Excerpts from an interface dataset:
- - - -
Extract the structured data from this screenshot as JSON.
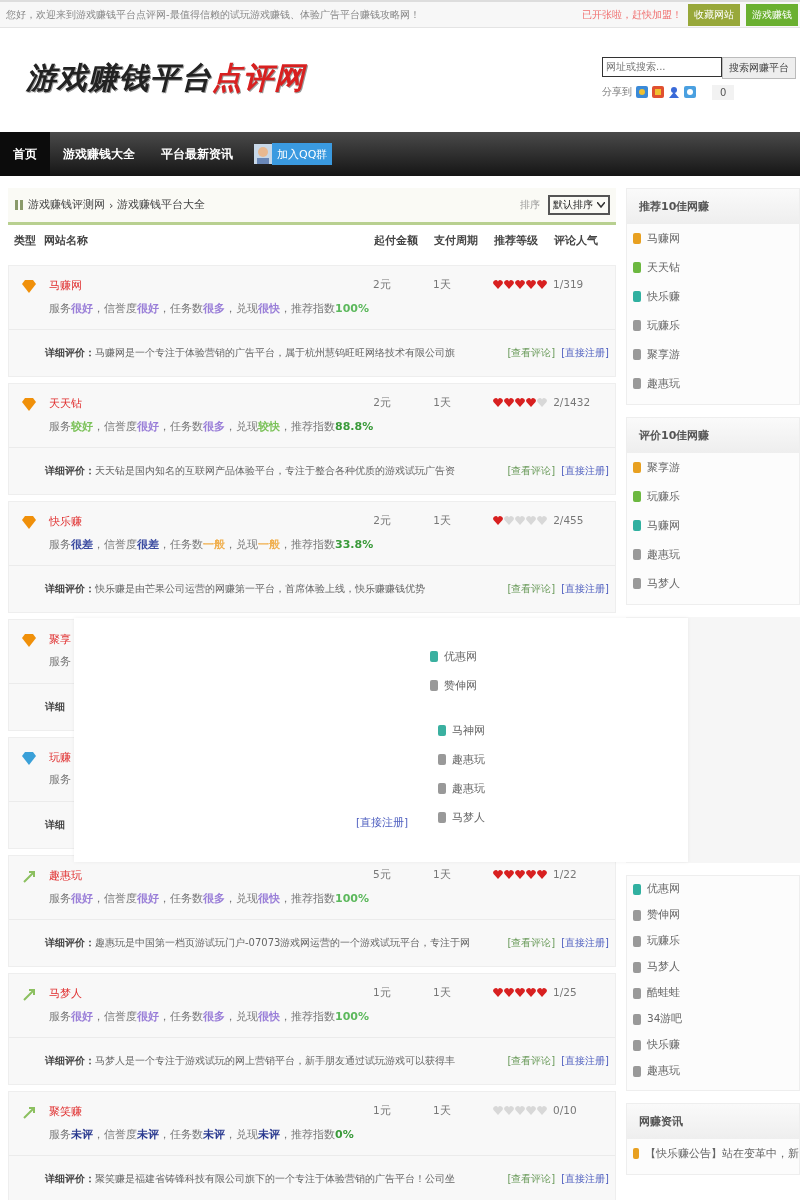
{
  "top_bar": {
    "welcome": "您好，欢迎来到游戏赚钱平台点评网-最值得信赖的试玩游戏赚钱、体验广告平台赚钱攻略网！",
    "notice": "已开张啦，赶快加盟！",
    "buttons": [
      "收藏网站",
      "游戏赚钱"
    ]
  },
  "header": {
    "logo_main": "游戏赚钱平台",
    "logo_accent": "点评网",
    "search": {
      "placeholder": "网址或搜索..."
    },
    "search_button": "搜索网赚平台",
    "share_label": "分享到",
    "share_count": "0"
  },
  "nav": {
    "items": [
      {
        "label": "首页",
        "selected": true
      },
      {
        "label": "游戏赚钱大全",
        "selected": false
      },
      {
        "label": "平台最新资讯",
        "selected": false
      }
    ],
    "qq_button": "加入QQ群"
  },
  "breadcrumb": {
    "items": [
      "游戏赚钱评测网",
      "游戏赚钱平台大全"
    ],
    "separator": "›",
    "sort_label": "排序",
    "sort_value": "默认排序"
  },
  "table": {
    "columns": [
      "类型",
      "网站名称",
      "起付金额",
      "支付周期",
      "推荐等级",
      "评论人气"
    ],
    "rows": [
      {
        "kind": "diamond",
        "color": "#f0900a",
        "name": "马赚网",
        "min_pay": "2元",
        "cycle": "1天",
        "stars": 5,
        "popularity": "1/319",
        "info": [
          {
            "label": "服务",
            "value": "很好",
            "color": "#9a7fd8"
          },
          {
            "label": "，信誉度",
            "value": "很好",
            "color": "#9a7fd8"
          },
          {
            "label": "，任务数",
            "value": "很多",
            "color": "#9a7fd8"
          },
          {
            "label": "，兑现",
            "value": "很快",
            "color": "#9a7fd8"
          },
          {
            "label": "，推荐指数",
            "value": "100%",
            "color": "#5cb85c"
          }
        ],
        "review_label": "详细评价：",
        "review": "马赚网是一个专注于体验营销的广告平台，属于杭州慧钨旺旺网络技术有限公司旗",
        "links": [
          "[查看评论]",
          "[直接注册]"
        ]
      },
      {
        "kind": "diamond",
        "color": "#f0900a",
        "name": "天天钻",
        "min_pay": "2元",
        "cycle": "1天",
        "stars": 4,
        "popularity": "2/1432",
        "info": [
          {
            "label": "服务",
            "value": "较好",
            "color": "#7cc25a"
          },
          {
            "label": "，信誉度",
            "value": "很好",
            "color": "#9a7fd8"
          },
          {
            "label": "，任务数",
            "value": "很多",
            "color": "#9a7fd8"
          },
          {
            "label": "，兑现",
            "value": "较快",
            "color": "#7cc25a"
          },
          {
            "label": "，推荐指数",
            "value": "88.8%",
            "color": "#3a9a3a"
          }
        ],
        "review_label": "详细评价：",
        "review": "天天钻是国内知名的互联网产品体验平台，专注于整合各种优质的游戏试玩广告资",
        "links": [
          "[查看评论]",
          "[直接注册]"
        ]
      },
      {
        "kind": "diamond",
        "color": "#f0900a",
        "name": "快乐赚",
        "min_pay": "2元",
        "cycle": "1天",
        "stars": 1,
        "popularity": "2/455",
        "info": [
          {
            "label": "服务",
            "value": "很差",
            "color": "#3a4aa0"
          },
          {
            "label": "，信誉度",
            "value": "很差",
            "color": "#3a4aa0"
          },
          {
            "label": "，任务数",
            "value": "一般",
            "color": "#f0b050"
          },
          {
            "label": "，兑现",
            "value": "一般",
            "color": "#f0b050"
          },
          {
            "label": "，推荐指数",
            "value": "33.8%",
            "color": "#3a9a3a"
          }
        ],
        "review_label": "详细评价：",
        "review": "快乐赚是由芒果公司运营的网赚第一平台，首席体验上线，快乐赚赚钱优势",
        "links": [
          "[查看评论]",
          "[直接注册]"
        ]
      },
      {
        "kind": "diamond",
        "color": "#f0900a",
        "name": "聚享",
        "info_text": "服务",
        "review_label": "详细"
      },
      {
        "kind": "diamond",
        "color": "#3aa0d8",
        "name": "玩赚",
        "info_text": "服务",
        "review_label": "详细"
      },
      {
        "kind": "arrow",
        "color": "#8cc060",
        "name": "趣惠玩",
        "min_pay": "5元",
        "cycle": "1天",
        "stars": 5,
        "popularity": "1/22",
        "info": [
          {
            "label": "服务",
            "value": "很好",
            "color": "#9a7fd8"
          },
          {
            "label": "，信誉度",
            "value": "很好",
            "color": "#9a7fd8"
          },
          {
            "label": "，任务数",
            "value": "很多",
            "color": "#9a7fd8"
          },
          {
            "label": "，兑现",
            "value": "很快",
            "color": "#9a7fd8"
          },
          {
            "label": "，推荐指数",
            "value": "100%",
            "color": "#5cb85c"
          }
        ],
        "review_label": "详细评价：",
        "review": "趣惠玩是中国第一档页游试玩门户-07073游戏网运营的一个游戏试玩平台，专注于网",
        "links": [
          "[查看评论]",
          "[直接注册]"
        ]
      },
      {
        "kind": "arrow",
        "color": "#8cc060",
        "name": "马梦人",
        "min_pay": "1元",
        "cycle": "1天",
        "stars": 5,
        "popularity": "1/25",
        "info": [
          {
            "label": "服务",
            "value": "很好",
            "color": "#9a7fd8"
          },
          {
            "label": "，信誉度",
            "value": "很好",
            "color": "#9a7fd8"
          },
          {
            "label": "，任务数",
            "value": "很多",
            "color": "#9a7fd8"
          },
          {
            "label": "，兑现",
            "value": "很快",
            "color": "#9a7fd8"
          },
          {
            "label": "，推荐指数",
            "value": "100%",
            "color": "#5cb85c"
          }
        ],
        "review_label": "详细评价：",
        "review": "马梦人是一个专注于游戏试玩的网上营销平台，新手朋友通过试玩游戏可以获得丰",
        "links": [
          "[查看评论]",
          "[直接注册]"
        ]
      },
      {
        "kind": "arrow",
        "color": "#8cc060",
        "name": "聚笑赚",
        "min_pay": "1元",
        "cycle": "1天",
        "stars": 0,
        "popularity": "0/10",
        "info": [
          {
            "label": "服务",
            "value": "未评",
            "color": "#2a3a90"
          },
          {
            "label": "，信誉度",
            "value": "未评",
            "color": "#2a3a90"
          },
          {
            "label": "，任务数",
            "value": "未评",
            "color": "#2a3a90"
          },
          {
            "label": "，兑现",
            "value": "未评",
            "color": "#2a3a90"
          },
          {
            "label": "，推荐指数",
            "value": "0%",
            "color": "#3a9a3a"
          }
        ],
        "review_label": "详细评价：",
        "review": "聚笑赚是福建省铸锋科技有限公司旗下的一个专注于体验营销的广告平台！公司坐",
        "links": [
          "[查看评论]",
          "[直接注册]"
        ]
      }
    ]
  },
  "overlay": {
    "link": "[直接注册]",
    "groups": [
      [
        {
          "name": "优惠网",
          "color": "#3ab0a0"
        },
        {
          "name": "赞伸网",
          "color": "#999999"
        }
      ],
      [
        {
          "name": "马神网",
          "color": "#3ab0a0"
        },
        {
          "name": "趣惠玩",
          "color": "#999999"
        },
        {
          "name": "趣惠玩",
          "color": "#999999"
        },
        {
          "name": "马梦人",
          "color": "#999999"
        }
      ]
    ]
  },
  "sidebar": {
    "boxes": [
      {
        "title": "推荐10佳网赚",
        "items": [
          {
            "name": "马赚网",
            "color": "#e8a020"
          },
          {
            "name": "天天钻",
            "color": "#6cb840"
          },
          {
            "name": "快乐赚",
            "color": "#30b0a0"
          },
          {
            "name": "玩赚乐",
            "color": "#999999"
          },
          {
            "name": "聚享游",
            "color": "#999999"
          },
          {
            "name": "趣惠玩",
            "color": "#999999"
          }
        ]
      },
      {
        "title": "评价10佳网赚",
        "items": [
          {
            "name": "聚享游",
            "color": "#e8a020"
          },
          {
            "name": "玩赚乐",
            "color": "#6cb840"
          },
          {
            "name": "马赚网",
            "color": "#30b0a0"
          },
          {
            "name": "趣惠玩",
            "color": "#999999"
          },
          {
            "name": "马梦人",
            "color": "#999999"
          }
        ]
      },
      {
        "items": [
          {
            "name": "优惠网",
            "color": "#30b0a0"
          },
          {
            "name": "赞伸网",
            "color": "#999999"
          },
          {
            "name": "玩赚乐",
            "color": "#999999"
          },
          {
            "name": "马梦人",
            "color": "#999999"
          },
          {
            "name": "酷蛙蛙",
            "color": "#999999"
          },
          {
            "name": "34游吧",
            "color": "#999999"
          },
          {
            "name": "快乐赚",
            "color": "#999999"
          },
          {
            "name": "趣惠玩",
            "color": "#999999"
          }
        ]
      },
      {
        "title": "网赚资讯",
        "items": [
          {
            "name": "【快乐赚公告】站在变革中，新",
            "color": "#e8a020"
          }
        ]
      }
    ]
  }
}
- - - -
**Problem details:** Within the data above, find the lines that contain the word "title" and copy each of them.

**Problem solution:**
        "title": "推荐10佳网赚",
        "title": "评价10佳网赚",
        "title": "网赚资讯",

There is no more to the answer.